*** Opening of Data shown ***
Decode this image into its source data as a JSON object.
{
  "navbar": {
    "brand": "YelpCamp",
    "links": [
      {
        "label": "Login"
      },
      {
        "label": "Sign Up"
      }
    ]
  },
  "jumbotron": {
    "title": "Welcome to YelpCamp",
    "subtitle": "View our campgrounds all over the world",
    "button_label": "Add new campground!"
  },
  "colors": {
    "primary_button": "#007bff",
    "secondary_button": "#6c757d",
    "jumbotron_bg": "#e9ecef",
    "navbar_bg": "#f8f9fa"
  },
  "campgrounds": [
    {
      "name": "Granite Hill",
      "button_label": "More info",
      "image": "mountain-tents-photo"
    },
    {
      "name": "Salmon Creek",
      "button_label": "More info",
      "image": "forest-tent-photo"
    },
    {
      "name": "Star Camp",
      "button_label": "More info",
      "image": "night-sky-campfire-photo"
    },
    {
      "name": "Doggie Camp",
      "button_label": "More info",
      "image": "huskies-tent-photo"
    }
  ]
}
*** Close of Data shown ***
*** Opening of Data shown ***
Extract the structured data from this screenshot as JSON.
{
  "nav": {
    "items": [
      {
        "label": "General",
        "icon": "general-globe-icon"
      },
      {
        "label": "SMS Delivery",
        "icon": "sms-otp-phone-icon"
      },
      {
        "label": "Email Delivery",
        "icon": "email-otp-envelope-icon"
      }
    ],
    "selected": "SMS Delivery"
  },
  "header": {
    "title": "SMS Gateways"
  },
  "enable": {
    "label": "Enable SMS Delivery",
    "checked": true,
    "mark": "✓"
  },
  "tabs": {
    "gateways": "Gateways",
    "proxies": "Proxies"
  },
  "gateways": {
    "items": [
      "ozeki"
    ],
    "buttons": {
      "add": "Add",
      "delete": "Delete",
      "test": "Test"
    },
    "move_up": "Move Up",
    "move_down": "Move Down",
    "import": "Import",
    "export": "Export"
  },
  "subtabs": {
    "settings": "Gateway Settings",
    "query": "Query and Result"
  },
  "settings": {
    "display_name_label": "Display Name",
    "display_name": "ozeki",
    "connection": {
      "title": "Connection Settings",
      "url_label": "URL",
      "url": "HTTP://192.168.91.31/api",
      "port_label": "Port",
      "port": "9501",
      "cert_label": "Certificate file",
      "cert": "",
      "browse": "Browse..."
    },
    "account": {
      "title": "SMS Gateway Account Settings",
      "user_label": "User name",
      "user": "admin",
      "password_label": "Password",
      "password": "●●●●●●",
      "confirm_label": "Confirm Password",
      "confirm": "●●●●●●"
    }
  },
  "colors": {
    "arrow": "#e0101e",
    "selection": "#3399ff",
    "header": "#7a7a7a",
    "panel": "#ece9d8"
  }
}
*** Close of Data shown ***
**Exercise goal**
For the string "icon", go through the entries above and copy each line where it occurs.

**Output for this exercise**
        "icon": "general-globe-icon"
        "icon": "sms-otp-phone-icon"
        "icon": "email-otp-envelope-icon"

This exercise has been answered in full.